PROBLEM TO WORK ON ::
Take from the records below each line that holds "true".

GIVEN RECORDS ::
■ ■ ■ ■ ■

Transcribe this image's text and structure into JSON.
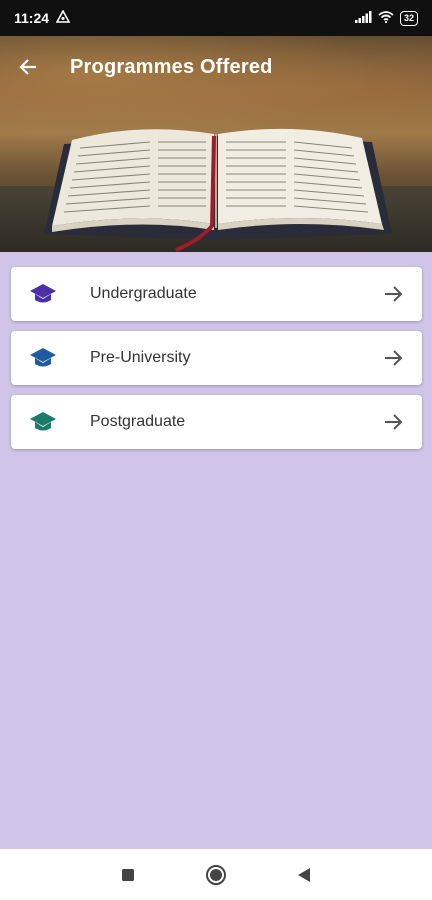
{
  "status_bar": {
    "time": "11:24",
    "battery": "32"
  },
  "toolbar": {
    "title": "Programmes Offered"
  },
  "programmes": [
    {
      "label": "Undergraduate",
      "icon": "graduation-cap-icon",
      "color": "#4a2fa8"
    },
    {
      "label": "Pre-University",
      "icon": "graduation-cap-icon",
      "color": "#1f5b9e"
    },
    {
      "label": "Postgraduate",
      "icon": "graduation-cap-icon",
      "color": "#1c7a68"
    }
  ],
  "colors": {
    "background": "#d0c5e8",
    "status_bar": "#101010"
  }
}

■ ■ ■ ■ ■

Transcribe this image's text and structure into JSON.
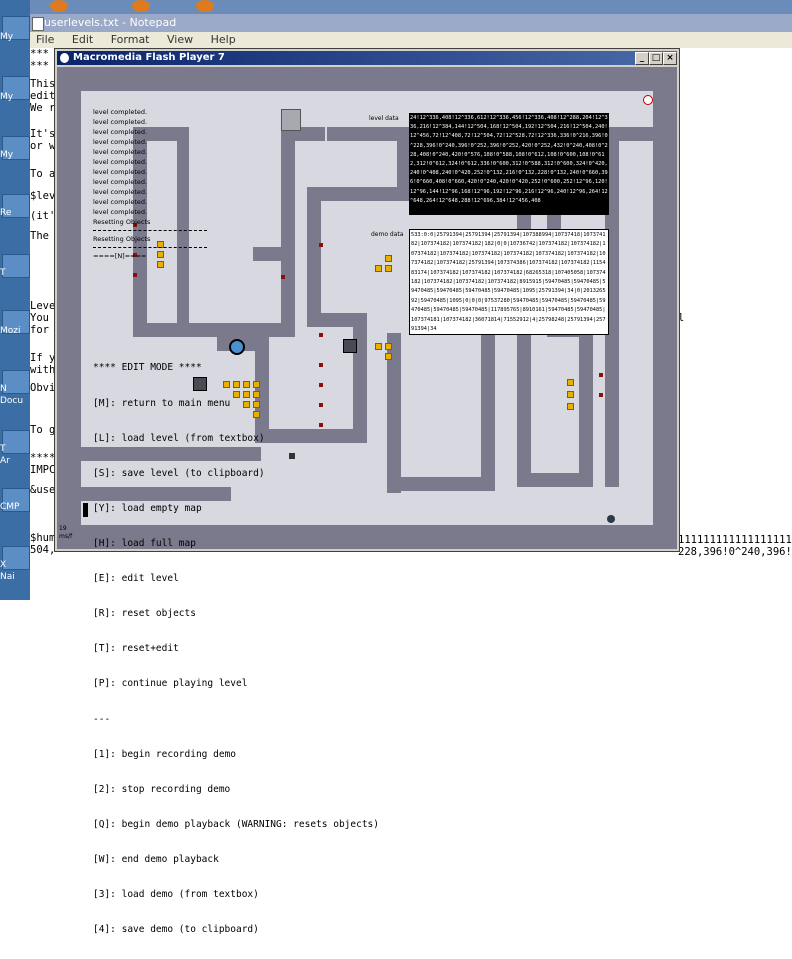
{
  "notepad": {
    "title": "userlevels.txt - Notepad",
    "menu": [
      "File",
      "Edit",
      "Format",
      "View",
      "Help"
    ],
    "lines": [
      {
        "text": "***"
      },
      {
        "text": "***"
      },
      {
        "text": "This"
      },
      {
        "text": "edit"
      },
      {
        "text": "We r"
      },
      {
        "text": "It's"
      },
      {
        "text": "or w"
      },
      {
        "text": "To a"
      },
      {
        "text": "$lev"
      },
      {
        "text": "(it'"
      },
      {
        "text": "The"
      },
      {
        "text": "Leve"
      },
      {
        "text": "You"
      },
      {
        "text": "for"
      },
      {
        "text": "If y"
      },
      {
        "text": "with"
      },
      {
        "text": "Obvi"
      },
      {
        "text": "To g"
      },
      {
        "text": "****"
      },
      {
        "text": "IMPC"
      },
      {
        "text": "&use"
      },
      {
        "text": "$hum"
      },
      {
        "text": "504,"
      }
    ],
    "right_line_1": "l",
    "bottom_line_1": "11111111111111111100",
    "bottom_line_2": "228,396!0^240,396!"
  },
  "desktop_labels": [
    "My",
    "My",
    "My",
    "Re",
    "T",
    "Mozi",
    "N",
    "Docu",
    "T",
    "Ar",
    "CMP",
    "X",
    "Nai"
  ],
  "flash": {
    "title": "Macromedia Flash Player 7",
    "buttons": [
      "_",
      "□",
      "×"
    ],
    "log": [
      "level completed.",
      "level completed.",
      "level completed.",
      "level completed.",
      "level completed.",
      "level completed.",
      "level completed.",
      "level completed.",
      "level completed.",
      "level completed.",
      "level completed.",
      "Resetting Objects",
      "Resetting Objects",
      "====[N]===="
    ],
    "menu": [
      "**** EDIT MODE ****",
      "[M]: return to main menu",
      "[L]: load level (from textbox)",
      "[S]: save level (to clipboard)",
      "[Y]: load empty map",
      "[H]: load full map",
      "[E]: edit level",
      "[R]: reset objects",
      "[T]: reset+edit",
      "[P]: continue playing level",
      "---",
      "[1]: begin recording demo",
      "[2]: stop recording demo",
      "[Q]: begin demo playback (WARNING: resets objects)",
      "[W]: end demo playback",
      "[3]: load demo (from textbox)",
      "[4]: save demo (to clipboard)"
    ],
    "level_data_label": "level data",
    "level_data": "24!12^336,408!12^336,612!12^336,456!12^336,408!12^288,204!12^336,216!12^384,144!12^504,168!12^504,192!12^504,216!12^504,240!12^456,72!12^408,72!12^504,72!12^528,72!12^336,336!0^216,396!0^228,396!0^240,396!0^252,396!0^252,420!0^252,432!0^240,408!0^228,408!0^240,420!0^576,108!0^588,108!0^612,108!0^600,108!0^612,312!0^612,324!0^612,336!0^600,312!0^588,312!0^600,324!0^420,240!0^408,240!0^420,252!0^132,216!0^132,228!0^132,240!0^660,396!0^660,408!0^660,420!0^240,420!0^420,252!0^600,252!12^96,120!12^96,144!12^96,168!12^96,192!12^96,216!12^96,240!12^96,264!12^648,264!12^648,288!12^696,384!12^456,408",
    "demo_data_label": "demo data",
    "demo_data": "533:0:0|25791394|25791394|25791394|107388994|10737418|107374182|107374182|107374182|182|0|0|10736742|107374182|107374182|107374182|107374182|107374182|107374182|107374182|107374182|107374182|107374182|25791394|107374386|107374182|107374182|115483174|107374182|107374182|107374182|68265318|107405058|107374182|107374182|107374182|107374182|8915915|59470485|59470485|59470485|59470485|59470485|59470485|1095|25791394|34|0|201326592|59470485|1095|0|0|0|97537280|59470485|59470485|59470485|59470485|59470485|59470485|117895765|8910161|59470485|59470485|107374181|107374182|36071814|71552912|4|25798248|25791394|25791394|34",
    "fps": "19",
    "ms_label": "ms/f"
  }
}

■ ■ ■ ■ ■

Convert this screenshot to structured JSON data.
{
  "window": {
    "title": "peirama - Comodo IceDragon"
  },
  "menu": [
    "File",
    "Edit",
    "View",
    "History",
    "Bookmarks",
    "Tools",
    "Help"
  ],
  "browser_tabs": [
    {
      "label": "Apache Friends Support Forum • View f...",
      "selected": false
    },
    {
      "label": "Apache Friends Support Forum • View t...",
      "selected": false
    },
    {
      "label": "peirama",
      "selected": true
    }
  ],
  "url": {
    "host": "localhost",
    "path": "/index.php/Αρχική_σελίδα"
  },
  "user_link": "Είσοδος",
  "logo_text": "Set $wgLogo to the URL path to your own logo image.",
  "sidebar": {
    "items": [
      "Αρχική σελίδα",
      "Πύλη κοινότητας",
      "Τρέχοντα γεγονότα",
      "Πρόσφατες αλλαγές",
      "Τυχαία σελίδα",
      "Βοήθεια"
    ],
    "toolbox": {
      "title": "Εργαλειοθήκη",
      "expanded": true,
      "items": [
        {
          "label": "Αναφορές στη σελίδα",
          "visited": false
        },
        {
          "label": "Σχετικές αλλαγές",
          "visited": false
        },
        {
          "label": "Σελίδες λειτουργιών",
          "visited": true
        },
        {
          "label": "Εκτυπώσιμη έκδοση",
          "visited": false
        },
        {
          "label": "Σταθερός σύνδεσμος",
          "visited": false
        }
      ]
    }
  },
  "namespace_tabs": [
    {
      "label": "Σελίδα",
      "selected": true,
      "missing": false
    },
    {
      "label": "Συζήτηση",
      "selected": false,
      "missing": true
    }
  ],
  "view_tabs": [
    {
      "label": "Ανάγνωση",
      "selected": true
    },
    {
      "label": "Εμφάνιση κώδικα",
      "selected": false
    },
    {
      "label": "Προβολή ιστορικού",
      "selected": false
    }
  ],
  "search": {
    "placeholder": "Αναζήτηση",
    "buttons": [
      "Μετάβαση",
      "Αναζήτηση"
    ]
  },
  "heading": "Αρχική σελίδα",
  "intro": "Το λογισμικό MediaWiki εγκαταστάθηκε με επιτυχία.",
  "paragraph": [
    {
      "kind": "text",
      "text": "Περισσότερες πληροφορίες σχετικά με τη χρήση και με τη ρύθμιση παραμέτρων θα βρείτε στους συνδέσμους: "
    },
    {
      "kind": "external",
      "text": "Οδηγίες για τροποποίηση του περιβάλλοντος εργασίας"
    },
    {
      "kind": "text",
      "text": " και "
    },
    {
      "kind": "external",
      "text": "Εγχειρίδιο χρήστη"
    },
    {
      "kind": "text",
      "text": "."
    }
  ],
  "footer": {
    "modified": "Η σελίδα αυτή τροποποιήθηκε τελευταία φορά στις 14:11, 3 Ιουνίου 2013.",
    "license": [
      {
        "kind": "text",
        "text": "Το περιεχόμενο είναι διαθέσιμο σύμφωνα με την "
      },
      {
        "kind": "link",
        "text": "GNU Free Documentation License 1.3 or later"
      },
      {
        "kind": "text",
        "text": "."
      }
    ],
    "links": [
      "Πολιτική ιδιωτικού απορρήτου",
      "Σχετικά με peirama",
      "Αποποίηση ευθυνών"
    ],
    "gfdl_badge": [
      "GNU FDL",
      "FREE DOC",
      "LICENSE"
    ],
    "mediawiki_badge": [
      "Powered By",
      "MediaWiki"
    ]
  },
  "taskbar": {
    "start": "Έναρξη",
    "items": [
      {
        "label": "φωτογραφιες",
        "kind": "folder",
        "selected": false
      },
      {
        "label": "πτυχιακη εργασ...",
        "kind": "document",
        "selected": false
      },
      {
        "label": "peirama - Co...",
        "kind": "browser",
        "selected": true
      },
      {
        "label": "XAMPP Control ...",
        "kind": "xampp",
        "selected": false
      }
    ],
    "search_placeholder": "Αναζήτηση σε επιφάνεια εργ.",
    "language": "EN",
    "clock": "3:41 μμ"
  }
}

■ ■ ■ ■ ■

SOLVED EXERCISE ::
      "selected": true
      "expanded": true,
          "visited": true
      "selected": true,
      "missing": true
      "selected": true
        "selected": true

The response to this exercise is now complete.